I’ve built cities in my brain,
cities that no one would recognize.
I’ve danced around Dublin with Dedalus and Bloom,
but no Dubliner would recognize his fair city
from my mental projection.
It doesn’t matter how masterful Joyce is in his description.
I’ve only visited the version that I tossed up in my mind
as I tore through his poetry,
and which was torn down in the wake of my reading.
And yet I treasure that false metropolis.
It’ll do — for now.
The tender end of a creeper —
whip thin, light-green, and curling —
cantilevers itself across a chasm,
reaching toward our balustrade.
It pretends to be blown by wind,
but it’s just using the gusts

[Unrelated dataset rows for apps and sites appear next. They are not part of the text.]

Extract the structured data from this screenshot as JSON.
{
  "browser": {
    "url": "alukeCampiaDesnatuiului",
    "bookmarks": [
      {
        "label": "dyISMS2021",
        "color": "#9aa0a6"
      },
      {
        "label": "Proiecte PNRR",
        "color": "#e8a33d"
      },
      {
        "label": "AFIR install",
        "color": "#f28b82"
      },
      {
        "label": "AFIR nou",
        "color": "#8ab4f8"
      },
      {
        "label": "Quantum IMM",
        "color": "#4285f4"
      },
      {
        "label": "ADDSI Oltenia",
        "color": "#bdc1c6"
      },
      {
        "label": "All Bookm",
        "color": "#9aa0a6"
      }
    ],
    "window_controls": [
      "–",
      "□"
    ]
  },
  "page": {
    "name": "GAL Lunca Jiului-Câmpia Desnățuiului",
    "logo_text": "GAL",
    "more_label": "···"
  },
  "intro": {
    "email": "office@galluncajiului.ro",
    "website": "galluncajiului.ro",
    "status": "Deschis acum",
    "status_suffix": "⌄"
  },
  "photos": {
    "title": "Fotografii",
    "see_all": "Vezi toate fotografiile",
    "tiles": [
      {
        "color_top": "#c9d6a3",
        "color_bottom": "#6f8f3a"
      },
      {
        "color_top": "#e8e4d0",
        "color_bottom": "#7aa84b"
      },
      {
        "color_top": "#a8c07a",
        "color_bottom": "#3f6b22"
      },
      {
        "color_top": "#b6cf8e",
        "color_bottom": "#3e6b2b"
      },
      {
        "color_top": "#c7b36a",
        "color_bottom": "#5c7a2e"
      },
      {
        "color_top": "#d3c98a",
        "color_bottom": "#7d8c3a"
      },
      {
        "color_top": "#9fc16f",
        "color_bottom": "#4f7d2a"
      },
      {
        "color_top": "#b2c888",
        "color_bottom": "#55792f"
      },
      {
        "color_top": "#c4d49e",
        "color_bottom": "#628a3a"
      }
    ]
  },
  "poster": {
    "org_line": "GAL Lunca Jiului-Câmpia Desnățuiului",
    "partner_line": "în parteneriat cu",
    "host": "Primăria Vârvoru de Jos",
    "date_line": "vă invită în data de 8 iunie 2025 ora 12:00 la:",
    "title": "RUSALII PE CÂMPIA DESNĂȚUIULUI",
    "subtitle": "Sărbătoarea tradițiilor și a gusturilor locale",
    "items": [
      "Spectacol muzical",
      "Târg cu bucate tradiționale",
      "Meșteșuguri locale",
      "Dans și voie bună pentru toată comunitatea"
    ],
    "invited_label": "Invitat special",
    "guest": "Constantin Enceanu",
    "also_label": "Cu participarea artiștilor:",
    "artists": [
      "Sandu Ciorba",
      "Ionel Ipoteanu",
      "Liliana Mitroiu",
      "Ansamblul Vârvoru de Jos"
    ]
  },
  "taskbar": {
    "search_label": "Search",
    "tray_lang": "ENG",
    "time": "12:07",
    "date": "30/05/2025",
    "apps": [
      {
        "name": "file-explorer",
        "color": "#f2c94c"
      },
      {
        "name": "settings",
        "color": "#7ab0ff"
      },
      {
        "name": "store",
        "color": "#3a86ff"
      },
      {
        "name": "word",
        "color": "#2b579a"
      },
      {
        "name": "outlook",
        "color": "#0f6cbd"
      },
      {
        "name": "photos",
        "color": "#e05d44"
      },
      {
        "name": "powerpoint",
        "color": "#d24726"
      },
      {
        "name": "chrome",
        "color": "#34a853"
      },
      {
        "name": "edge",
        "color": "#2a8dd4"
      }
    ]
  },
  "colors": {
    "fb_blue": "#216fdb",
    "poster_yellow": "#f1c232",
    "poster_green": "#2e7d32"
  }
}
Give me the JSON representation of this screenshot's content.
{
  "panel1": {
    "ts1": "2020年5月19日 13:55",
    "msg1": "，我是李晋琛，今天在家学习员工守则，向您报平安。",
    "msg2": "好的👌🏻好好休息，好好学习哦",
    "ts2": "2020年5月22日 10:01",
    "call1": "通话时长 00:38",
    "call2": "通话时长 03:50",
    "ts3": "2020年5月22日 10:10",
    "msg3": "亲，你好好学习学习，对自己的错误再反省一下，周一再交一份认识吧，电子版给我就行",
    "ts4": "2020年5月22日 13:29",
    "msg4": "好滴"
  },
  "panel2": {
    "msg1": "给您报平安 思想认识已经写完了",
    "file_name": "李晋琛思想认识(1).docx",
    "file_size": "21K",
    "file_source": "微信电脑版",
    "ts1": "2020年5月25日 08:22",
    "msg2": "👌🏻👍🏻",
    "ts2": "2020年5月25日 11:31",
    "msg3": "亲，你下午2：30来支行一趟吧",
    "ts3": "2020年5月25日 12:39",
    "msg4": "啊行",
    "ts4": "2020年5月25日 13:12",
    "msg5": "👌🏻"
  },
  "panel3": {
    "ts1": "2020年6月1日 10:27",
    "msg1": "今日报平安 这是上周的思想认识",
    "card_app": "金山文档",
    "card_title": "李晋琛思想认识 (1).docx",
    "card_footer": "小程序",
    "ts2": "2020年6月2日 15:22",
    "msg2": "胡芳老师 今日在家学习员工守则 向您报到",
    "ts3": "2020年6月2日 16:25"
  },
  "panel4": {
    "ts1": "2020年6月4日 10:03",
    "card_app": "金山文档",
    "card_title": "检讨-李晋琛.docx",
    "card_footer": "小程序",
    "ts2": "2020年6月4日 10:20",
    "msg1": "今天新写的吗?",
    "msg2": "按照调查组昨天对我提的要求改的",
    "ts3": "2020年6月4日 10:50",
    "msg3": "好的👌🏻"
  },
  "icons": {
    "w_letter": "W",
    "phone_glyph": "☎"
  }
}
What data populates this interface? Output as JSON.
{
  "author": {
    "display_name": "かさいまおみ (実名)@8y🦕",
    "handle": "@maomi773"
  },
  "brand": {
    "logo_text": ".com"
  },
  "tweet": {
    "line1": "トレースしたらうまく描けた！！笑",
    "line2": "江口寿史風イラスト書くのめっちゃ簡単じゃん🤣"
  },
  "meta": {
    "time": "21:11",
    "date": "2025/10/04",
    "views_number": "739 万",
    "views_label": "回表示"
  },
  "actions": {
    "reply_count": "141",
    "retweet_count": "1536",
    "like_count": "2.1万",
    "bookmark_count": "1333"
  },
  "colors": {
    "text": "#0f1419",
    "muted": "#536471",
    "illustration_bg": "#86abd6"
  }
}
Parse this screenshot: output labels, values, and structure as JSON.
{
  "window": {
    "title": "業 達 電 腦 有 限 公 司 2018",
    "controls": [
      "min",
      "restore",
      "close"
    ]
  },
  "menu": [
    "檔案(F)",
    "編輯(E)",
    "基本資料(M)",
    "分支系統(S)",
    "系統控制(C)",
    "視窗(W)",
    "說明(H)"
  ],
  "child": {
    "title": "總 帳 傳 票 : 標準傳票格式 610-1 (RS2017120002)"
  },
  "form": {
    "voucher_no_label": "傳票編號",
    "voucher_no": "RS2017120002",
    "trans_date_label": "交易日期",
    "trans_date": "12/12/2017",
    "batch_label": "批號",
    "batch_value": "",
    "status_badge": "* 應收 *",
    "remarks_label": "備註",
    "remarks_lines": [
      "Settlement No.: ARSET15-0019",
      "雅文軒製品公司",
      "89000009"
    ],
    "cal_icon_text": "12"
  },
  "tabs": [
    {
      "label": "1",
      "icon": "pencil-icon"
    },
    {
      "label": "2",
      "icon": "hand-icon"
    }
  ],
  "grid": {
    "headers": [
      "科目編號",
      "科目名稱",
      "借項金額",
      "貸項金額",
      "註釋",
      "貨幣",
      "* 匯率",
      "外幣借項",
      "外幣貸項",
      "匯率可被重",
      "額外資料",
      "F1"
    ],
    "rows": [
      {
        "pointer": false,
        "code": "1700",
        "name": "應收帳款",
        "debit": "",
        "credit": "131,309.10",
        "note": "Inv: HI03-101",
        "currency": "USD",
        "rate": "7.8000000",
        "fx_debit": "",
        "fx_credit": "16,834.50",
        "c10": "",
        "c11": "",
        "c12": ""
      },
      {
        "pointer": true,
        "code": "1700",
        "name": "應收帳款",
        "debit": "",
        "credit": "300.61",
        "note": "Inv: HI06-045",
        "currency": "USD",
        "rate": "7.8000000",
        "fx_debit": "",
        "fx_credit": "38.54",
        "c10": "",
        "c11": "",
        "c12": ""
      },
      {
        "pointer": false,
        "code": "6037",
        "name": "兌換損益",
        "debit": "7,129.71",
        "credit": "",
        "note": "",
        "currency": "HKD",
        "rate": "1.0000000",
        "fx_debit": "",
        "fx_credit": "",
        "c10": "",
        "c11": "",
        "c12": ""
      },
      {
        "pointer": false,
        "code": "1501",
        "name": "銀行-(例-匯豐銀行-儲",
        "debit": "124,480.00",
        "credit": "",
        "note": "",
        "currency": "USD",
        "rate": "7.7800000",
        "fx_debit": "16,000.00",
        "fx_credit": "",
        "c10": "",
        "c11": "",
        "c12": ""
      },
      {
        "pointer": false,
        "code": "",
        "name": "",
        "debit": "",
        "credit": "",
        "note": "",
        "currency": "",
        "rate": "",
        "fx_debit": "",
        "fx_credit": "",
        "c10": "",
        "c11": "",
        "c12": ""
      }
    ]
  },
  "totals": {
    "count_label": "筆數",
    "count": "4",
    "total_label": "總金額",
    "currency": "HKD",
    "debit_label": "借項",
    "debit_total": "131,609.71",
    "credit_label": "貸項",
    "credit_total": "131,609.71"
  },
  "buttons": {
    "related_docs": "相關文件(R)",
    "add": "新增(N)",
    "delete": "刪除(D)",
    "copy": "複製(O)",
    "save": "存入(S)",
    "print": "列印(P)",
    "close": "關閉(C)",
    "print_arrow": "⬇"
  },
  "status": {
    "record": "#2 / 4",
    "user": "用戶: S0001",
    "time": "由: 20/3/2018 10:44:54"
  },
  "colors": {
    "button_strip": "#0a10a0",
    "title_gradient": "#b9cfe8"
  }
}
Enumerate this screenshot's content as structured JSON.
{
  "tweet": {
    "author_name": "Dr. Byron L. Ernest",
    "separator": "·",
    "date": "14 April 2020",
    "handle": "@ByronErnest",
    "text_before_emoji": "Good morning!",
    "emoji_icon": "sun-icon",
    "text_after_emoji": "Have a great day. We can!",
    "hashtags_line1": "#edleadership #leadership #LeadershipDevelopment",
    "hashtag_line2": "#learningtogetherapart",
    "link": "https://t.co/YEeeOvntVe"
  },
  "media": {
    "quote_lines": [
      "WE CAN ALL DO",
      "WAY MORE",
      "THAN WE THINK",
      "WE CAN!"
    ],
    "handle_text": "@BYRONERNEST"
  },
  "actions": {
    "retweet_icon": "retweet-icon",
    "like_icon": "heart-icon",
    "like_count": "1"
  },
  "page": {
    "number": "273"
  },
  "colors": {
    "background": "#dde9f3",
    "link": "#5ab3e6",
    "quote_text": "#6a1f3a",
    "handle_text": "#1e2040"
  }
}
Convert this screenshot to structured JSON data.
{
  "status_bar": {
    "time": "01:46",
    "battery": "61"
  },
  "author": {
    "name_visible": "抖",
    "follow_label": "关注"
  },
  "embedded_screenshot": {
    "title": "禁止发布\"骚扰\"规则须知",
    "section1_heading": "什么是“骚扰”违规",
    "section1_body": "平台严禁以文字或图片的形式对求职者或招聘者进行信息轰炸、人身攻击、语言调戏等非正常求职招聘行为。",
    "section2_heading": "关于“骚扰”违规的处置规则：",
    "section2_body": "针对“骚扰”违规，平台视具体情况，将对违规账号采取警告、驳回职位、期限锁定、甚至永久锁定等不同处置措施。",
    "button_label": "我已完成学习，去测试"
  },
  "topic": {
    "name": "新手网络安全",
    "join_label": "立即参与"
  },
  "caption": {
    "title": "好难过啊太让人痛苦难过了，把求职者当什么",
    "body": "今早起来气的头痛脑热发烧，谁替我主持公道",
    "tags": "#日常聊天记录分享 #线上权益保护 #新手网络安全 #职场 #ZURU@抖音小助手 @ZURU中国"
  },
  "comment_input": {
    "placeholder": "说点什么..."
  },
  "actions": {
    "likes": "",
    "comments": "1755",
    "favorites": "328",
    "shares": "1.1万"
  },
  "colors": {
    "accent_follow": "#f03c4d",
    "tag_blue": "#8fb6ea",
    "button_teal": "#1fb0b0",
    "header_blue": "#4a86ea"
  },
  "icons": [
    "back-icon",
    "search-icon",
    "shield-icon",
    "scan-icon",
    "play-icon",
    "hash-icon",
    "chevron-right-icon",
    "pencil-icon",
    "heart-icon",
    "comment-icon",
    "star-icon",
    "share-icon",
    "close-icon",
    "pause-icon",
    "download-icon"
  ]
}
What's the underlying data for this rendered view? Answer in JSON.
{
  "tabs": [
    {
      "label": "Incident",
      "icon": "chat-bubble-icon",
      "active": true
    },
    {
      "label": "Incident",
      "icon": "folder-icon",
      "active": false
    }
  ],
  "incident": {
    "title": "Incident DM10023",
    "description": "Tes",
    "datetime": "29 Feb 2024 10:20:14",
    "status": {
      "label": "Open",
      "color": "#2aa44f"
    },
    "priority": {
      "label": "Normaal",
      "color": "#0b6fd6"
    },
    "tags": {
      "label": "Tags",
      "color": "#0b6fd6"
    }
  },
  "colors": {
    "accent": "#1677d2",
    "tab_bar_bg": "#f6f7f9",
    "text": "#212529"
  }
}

to lazily set its hook.
It will colonize our balcony,
if it’s given half a chance;
it will weave out our windows —
blocking out the sun
by the time we return from holiday.
It may work slowly,
but it’s more clever than you know.
People are intrigued by those shows &
books about the world “after humans.”
We show amazement at the projections
of how quickly nature will reclaim “our space,”
but shouldn’t we be the last to be surprised?
when time died
we were frozen
— blocks of inaction
no one would ever know
no light traveled to eyes
no vibrating air entered ears
no bioelectricity zipped down neurons
no cells broke down and died
no memories were formed
no tick-tock of clocks
no clip-clop of hooves
nothing moved or witnessed
everything did nothing
never was everywhere
the day time died
waking in a train car
at the rail yard
slouched in the darkness —
but not pure darkness
because the lights are always on at the railyard
and the pale light shines in at strange angles
slapping the window makes your palm hurt,
bruising the bone of your thumb,
but gets you no closer to being free
trying to wedge your fingers between
the rubber ends of the sliding door panels
the door doesn’t give way — weakly —
as it does when a running rider
slips a hand in at the last second during rush hour
nothing to do but to try to go back to sleep
but your mind races with what you’ll say
how it’s “a funny story”
indignantly, “isn’t someone supposed to check each car?”
of course, they are, and they did,
but the driver, eager to get home,
just peeked through window into that last car
and didn’t see the person huddled
in the backward-facing first row of that last car
mind-racing, and butt feeling the hard seats
you can’t fall asleep,
and you wonder how you ever did
but, eventually, you do
you wake in the train car
still at the railyard
but without the darkness
because a bright light shines in your face
as someone says,
“What are you doing here?”